Some of the art demonstration tables included henna, bonsai, stamp making and kimono design. 2011 to 2020 is the United Nations Decade on Biodiversity: Conservations of Endangered Lifeforms, Education & Public Awareness, which is why so many of the tables focused on endangered animals from that country.
In addition to the performance area inside the Adventure Center, there were also musical performances at the outdoor amphitheater and karate and other demonstrations on the Martial Arts stage outside of the Daivs Center. We caught a little of the performance by the Karen Community of Akron group at the Amphitheater and the end of the karate demonstration by Darimar Martial Arts. The students from Darimar did their own karate version of 'Gangnam Style' - which was pretty awesome!
In the vendor area of the festival there were a ton of tents set-up for merchants and businesses.

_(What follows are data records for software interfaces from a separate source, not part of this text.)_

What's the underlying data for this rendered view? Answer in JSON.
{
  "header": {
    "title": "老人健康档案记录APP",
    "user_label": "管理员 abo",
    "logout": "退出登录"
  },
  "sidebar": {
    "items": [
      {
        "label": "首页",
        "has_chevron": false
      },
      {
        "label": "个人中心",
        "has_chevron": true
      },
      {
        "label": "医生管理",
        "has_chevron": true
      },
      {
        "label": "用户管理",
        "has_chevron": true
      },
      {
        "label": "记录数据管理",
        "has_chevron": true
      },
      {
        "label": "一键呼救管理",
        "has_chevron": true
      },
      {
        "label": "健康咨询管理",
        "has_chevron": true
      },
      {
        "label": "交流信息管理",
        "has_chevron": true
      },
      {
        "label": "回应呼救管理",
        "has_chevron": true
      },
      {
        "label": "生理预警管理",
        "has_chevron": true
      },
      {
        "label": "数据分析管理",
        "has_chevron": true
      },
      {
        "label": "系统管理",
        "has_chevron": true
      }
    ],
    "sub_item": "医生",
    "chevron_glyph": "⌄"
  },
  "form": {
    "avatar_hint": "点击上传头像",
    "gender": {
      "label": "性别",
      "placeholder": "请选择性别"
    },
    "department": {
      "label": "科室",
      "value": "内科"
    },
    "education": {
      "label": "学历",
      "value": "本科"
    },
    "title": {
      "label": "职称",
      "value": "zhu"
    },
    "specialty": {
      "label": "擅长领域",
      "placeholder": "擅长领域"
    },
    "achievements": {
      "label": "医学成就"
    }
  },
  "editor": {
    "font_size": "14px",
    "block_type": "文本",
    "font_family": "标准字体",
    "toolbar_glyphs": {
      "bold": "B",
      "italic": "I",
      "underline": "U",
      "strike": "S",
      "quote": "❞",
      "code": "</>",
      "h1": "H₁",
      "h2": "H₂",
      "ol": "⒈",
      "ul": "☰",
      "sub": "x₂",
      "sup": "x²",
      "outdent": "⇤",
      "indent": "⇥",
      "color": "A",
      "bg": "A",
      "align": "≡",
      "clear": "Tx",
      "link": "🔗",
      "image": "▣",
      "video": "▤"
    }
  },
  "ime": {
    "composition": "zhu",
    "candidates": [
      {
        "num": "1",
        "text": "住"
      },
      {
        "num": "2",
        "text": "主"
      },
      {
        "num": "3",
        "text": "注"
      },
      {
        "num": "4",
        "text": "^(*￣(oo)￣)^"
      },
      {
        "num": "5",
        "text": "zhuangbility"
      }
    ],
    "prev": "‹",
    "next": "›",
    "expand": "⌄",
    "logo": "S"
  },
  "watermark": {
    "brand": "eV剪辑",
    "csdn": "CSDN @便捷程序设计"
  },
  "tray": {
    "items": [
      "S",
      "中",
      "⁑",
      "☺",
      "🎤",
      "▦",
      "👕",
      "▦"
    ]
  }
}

We saw a great variety of arts and crafts including fans, purses, jewelry, clothes, dragon figurines, wooden frogs, pressed leaf cards, origami and a tent were you could have your name written in Chinese characters.
There were several vendors selling bonsai trees, lucky bamboo and air plants. One vendor even had tropical pitcher plants (carnivorous plants!) growing in a bonsai container.
We also saw tents where you could learn meditation or have a henna design painted on your skin. Henna is dervied from a plant that can be used to dye your skin or hair. These intricate designs last for quite a while, although they are not permanent. I had a henna kit in college and loved creating my own designs - I'd love to have a professional create a henna design for me, but unfortunately the lines were really long on Saturday!
Kenneth and I have unfortunately never made it to the Dragon Boat Race (which was held on Monday along the Scioto River), but we did get to check out one of the boats! I have really liked dragons ever since I was a kid and the dragon boat was my favorite dragon I saw that day (though the flying dragons we saw in a vendor's craft booth were pretty awesome too!)
The food vendors' area at the Asian Festival is always extremely crowded! There are food vendors from lots of different countries and cuisines, including lots of bubble tea vendors!
Due to my food allergies and the fact that I don't want to hold up a long line at the festival by going over ingredients with the vendor, I like to stick with what I know I can eat. Kenneth and I shared a plate from Flavors of India, which is a restaurant in North Market that we have eaten at many times before - its always fresh and always delicious! Kenneth had the samosa and I had the rice and chickpeas - I love the rice at Flavors of India!
I tried my very first bubble tea when Kenneth and I went to the Asian Festival during our first full summer in Columbus in 2011. I love the boba, or tapioca pearls and this year we shared a Thailand Tea flavored bubble tea. This year the vendor we went to pureed the ice and tea so the bubble tea was a bit of a 'bubble slushi'. It was really refreshing after standing in the sun while we waited in line!
At the far end of the food vendors' area was a fantastic fruit stand! They had mango, rambutan, lychee, sugarcane and lots of other tropical Asian fruits. I even saw a huge jackfruit on a back table!
The Asian Festival is such a a fantastic festival here in Ohio - I definitely recommend checking it out next year! Kenneth and I went after I had to work, so we were only there for a few hours and certainly didn't see everything the festival has to offer, it would be very easy to spend the entire weekend in Franklin Park in order to see everything!
Check out the Asian Festival's website for details about next year's festival, or follow the festival on Facebook or Twitter.